On Sept. 19, a federal judge acquitted University of Kansas chemist Feng “Franklin” Tao of most of the counts against him for undisclosed ties to a university in China.
Tao stood trial earlier this year on allegations that he defrauded the University of Kansas, the US National Science Foundation, and the US Department of Energy when he failed to disclose his ties to Fuzhou University (FZU).
Federal prosecutors brought the charges against Tao under the Department of Justice’s China Initiative, a controversial program intended to prevent economic espionage amidst growing tensions with the Chinese government.
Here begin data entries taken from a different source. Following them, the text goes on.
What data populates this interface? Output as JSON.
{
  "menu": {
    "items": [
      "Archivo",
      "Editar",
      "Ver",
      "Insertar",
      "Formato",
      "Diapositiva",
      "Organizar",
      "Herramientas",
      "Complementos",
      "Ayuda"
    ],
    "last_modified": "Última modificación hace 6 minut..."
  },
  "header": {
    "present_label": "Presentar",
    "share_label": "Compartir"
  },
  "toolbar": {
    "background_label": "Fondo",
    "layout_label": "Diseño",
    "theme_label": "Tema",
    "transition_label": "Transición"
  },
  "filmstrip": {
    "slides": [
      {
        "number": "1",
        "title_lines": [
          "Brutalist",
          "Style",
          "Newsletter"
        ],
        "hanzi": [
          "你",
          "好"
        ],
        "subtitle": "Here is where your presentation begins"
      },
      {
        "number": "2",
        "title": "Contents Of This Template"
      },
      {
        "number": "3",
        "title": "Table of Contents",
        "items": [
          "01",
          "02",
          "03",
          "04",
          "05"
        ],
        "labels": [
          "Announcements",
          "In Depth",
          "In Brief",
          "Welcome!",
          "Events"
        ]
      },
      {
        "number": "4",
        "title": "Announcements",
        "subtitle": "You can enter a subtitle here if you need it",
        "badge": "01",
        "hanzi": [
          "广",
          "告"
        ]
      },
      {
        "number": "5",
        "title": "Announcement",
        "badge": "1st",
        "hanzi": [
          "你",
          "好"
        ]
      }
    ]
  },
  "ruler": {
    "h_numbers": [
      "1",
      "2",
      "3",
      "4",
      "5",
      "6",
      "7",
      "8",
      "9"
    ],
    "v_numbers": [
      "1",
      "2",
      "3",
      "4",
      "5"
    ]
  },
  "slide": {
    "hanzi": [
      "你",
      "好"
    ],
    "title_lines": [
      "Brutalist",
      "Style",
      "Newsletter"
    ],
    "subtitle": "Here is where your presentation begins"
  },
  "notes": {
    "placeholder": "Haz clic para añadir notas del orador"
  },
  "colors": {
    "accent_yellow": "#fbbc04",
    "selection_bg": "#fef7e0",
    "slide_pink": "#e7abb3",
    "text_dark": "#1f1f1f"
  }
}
In February, Assistant Attorney General Matthew Olsen acknowledged concerns from the civil rights community that the initiative “fueled a narrative of intolerance and bias” and contributed to a “chilling atmosphere for scientists and scholars.” Though the DOJ announced that it would drop the name and revamp the initiative away from prosecuting researchers for inaccurate disclosures, Tao’s case proceeded to trial as scheduled. On April 7, a jury found Tao guilty of three counts of wire fraud and one count of making false statements.
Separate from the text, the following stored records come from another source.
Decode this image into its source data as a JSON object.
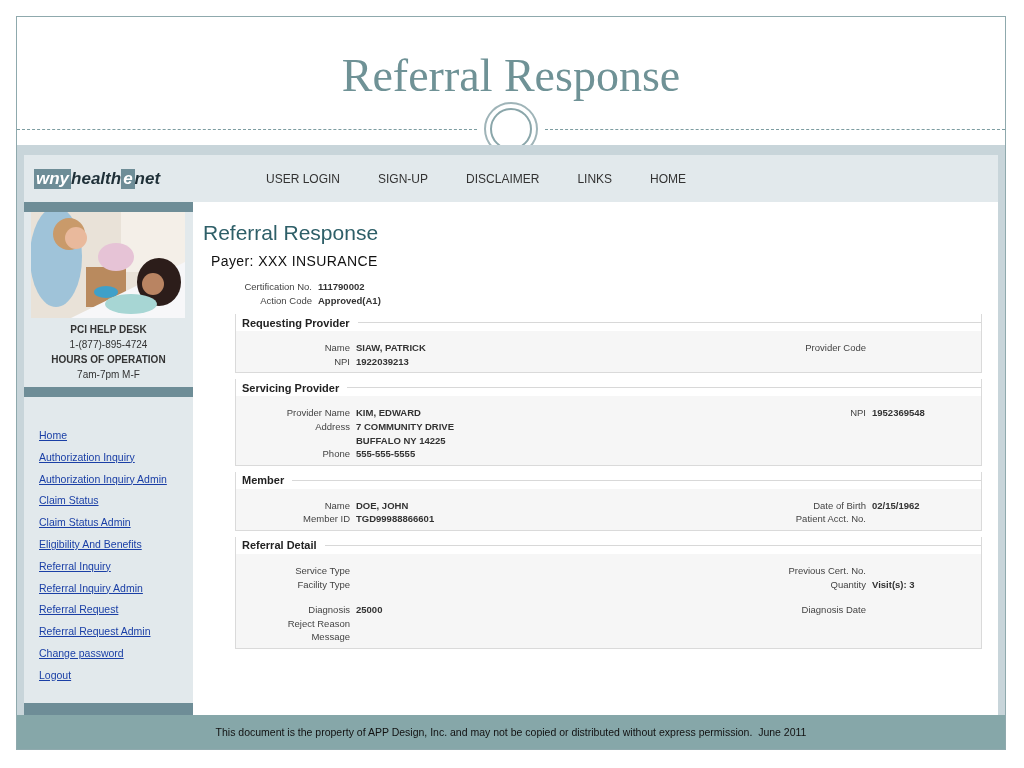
{
  "slide_title": "Referral Response",
  "logo": [
    {
      "text": "wny",
      "kind": "boxed"
    },
    {
      "text": "health",
      "kind": "plain"
    },
    {
      "text": "e",
      "kind": "boxed"
    },
    {
      "text": "net",
      "kind": "plain"
    }
  ],
  "nav": [
    "USER LOGIN",
    "SIGN-UP",
    "DISCLAIMER",
    "LINKS",
    "HOME"
  ],
  "sidebar": {
    "help": [
      {
        "text": "PCI HELP DESK",
        "kind": "heading"
      },
      {
        "text": "1-(877)-895-4724",
        "kind": "plain"
      },
      {
        "text": "HOURS OF OPERATION",
        "kind": "heading"
      },
      {
        "text": "7am-7pm M-F",
        "kind": "plain"
      }
    ],
    "links": [
      "Home",
      "Authorization Inquiry",
      "Authorization Inquiry Admin",
      "Claim Status",
      "Claim Status Admin",
      "Eligibility And Benefits",
      "Referral Inquiry",
      "Referral Inquiry Admin",
      "Referral Request",
      "Referral Request Admin",
      "Change password",
      "Logout"
    ]
  },
  "page_title": "Referral Response",
  "payer": "Payer: XXX INSURANCE",
  "summary": [
    {
      "label": "Certification No.",
      "value": "111790002"
    },
    {
      "label": "Action Code",
      "value": "Approved(A1)"
    }
  ],
  "sections": [
    {
      "title": "Requesting Provider",
      "left": [
        {
          "label": "Name",
          "value": "SIAW, PATRICK"
        },
        {
          "label": "NPI",
          "value": "1922039213"
        }
      ],
      "right": [
        {
          "label": "Provider Code"
        }
      ]
    },
    {
      "title": "Servicing Provider",
      "left": [
        {
          "label": "Provider Name",
          "value": "KIM, EDWARD"
        },
        {
          "label": "Address",
          "value": "7 COMMUNITY DRIVE"
        },
        {
          "value": "BUFFALO NY 14225"
        },
        {
          "label": "Phone",
          "value": "555-555-5555"
        }
      ],
      "right": [
        {
          "label": "NPI",
          "value": "1952369548"
        }
      ]
    },
    {
      "title": "Member",
      "left": [
        {
          "label": "Name",
          "value": "DOE, JOHN"
        },
        {
          "label": "Member ID",
          "value": "TGD99988866601"
        }
      ],
      "right": [
        {
          "label": "Date of Birth",
          "value": "02/15/1962"
        },
        {
          "label": "Patient Acct. No."
        }
      ]
    },
    {
      "title": "Referral Detail",
      "left": [
        {
          "label": "Service Type"
        },
        {
          "label": "Facility Type"
        },
        {
          "kind": "gap"
        },
        {
          "label": "Diagnosis",
          "value": "25000"
        },
        {
          "label": "Reject Reason"
        },
        {
          "label": "Message"
        }
      ],
      "right": [
        {
          "label": "Previous Cert. No."
        },
        {
          "label": "Quantity",
          "value": "Visit(s): 3"
        },
        {
          "kind": "gap"
        },
        {
          "label": "Diagnosis Date"
        }
      ]
    }
  ],
  "footer": "This document is the property of APP Design, Inc. and may not be copied or distributed without express permission.  June 2011"
}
Now, only the conviction for making false statements stands.
In her recent ruling, U.S. District Judge Julie A. Robinson—who oversaw Tao’s trial—wrote that the evidence against Tao was insufficient to support the wire fraud convictions. “Though Tao was deceptive in not disclosing his activities at FZU, there was no evidence that Tao obtained money or property through the alleged scheme to defraud, as required under the wire fraud statute,” she wrote. She upheld the conviction against Tao for making false statements on a form he submitted to the University of Kansas.
“We’re all extremely gratified that the judge recognized that there was no fraud here,” says Tao’s defense attorney, Peter R. Zeidenberg of ArentFox Schiff. He hopes this ruling marks the end of China Initiative prosecutions for fraud based on nondisclosure.
Earlier this month, a federal judge upheld convictions against Harvard University chemist Charles Lieber for making false statements, failing to disclose income on tax returns, and failing to report a foreign bank account. Lieber’s sentencing hearing is scheduled for January. Mingqing Xiao, a math professor at Southern Illinois University, was sentenced Sept. 19 to probation and a $600 fine for filing incorrect tax returns and failing to report a foreign bank account.
Tao awaits his January 2023 sentencing hearing from his family home in Lawrence, Kansas, Zeidenberg says.